:: Task objective ::
In the entries below, spot each line with the word "jurisdictie" and copy it.

[[ Data for review, beginning ]]

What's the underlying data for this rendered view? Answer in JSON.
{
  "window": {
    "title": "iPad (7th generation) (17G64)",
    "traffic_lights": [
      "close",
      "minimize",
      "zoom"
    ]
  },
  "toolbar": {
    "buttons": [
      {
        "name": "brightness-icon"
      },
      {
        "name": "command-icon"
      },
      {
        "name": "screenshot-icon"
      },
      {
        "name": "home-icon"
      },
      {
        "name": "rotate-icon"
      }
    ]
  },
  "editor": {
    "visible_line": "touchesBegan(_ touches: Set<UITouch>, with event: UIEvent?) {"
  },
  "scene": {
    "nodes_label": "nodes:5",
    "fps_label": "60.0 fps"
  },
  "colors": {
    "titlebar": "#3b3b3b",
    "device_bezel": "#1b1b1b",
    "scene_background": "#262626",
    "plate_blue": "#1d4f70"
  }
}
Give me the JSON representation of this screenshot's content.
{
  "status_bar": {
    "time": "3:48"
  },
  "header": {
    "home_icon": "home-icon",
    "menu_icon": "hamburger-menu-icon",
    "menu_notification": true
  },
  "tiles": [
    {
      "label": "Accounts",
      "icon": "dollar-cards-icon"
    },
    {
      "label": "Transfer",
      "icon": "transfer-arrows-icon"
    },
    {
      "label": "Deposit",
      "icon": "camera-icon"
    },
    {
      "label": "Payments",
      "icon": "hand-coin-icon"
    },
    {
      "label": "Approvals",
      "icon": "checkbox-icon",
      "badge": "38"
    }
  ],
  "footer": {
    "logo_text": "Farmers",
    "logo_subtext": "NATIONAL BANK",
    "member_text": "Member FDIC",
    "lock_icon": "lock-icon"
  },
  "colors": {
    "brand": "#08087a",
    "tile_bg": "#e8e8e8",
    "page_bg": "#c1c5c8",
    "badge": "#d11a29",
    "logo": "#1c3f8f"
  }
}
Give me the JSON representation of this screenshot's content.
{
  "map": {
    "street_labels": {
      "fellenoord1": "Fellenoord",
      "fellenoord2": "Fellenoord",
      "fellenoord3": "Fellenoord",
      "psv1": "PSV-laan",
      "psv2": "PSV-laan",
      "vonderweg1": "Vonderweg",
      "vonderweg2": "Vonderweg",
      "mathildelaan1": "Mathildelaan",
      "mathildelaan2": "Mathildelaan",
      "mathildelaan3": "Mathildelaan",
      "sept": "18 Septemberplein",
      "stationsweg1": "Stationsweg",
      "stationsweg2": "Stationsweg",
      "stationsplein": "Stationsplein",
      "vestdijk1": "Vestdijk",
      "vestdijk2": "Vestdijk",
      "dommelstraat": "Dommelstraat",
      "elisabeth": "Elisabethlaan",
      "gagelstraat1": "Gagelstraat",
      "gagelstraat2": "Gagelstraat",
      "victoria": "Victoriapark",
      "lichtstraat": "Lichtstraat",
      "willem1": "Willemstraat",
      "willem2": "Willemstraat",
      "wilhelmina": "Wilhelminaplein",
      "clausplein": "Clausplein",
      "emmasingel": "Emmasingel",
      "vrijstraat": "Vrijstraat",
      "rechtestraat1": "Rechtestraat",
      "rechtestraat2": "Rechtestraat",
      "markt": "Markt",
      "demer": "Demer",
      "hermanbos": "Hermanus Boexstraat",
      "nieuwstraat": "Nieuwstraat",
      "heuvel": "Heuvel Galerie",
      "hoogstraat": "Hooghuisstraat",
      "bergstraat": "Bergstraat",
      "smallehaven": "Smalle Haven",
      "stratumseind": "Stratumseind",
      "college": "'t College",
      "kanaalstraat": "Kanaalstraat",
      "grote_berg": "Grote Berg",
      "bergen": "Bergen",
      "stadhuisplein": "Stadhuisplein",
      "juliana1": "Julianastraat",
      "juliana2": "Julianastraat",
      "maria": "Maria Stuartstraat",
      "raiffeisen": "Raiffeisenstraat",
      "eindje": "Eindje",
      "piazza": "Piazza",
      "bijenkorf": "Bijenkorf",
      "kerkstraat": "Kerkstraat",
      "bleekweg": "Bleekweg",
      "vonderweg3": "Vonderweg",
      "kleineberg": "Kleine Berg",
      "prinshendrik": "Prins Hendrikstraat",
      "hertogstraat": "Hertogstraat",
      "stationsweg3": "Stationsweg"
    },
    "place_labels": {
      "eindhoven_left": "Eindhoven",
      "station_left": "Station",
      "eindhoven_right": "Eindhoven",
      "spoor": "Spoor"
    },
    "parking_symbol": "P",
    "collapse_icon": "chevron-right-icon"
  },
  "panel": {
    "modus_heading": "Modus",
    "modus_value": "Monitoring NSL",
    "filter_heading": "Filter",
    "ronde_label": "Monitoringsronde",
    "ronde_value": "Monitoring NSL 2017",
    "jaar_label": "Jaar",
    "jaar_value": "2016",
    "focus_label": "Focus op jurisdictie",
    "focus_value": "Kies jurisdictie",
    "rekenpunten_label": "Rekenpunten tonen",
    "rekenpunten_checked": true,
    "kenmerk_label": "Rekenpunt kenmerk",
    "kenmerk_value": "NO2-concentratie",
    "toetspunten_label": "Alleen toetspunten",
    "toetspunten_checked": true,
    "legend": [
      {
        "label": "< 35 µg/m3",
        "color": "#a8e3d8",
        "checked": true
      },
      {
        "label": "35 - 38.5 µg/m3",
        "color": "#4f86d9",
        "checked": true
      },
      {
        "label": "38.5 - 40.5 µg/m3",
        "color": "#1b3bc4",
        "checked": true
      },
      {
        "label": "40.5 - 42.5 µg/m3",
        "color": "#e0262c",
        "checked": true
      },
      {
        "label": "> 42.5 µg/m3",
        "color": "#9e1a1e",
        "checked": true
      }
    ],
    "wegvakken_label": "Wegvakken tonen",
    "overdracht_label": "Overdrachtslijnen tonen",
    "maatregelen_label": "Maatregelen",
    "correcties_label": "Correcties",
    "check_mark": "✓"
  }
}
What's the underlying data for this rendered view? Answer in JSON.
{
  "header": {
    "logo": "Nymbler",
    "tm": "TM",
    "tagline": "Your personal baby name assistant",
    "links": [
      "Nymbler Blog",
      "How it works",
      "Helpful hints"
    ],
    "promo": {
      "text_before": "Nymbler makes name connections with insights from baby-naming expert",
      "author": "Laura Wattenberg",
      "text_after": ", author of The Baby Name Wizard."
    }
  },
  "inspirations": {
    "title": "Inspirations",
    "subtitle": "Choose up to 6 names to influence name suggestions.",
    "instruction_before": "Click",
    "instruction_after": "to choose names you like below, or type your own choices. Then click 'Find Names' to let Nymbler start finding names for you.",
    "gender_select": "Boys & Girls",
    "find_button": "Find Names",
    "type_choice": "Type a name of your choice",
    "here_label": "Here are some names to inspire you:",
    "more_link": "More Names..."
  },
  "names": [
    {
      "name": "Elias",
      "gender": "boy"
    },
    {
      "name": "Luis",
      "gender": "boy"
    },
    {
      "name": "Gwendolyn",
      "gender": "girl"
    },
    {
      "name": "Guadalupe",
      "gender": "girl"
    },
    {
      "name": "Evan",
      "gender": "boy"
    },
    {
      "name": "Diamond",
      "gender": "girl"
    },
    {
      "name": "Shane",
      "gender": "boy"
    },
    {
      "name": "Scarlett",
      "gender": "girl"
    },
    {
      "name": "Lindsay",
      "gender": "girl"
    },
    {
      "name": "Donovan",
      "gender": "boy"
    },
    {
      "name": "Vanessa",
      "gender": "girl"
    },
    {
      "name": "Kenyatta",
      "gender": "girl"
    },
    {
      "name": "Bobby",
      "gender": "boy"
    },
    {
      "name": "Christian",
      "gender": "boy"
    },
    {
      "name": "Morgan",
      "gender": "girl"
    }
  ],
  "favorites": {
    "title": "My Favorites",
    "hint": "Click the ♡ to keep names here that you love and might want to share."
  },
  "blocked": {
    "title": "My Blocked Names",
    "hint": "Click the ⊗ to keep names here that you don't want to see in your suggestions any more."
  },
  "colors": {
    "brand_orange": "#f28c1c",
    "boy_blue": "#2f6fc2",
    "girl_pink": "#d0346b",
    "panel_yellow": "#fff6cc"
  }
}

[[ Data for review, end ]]

:: Task answer ::
    "focus_label": "Focus op jurisdictie",
    "focus_value": "Kies jurisdictie",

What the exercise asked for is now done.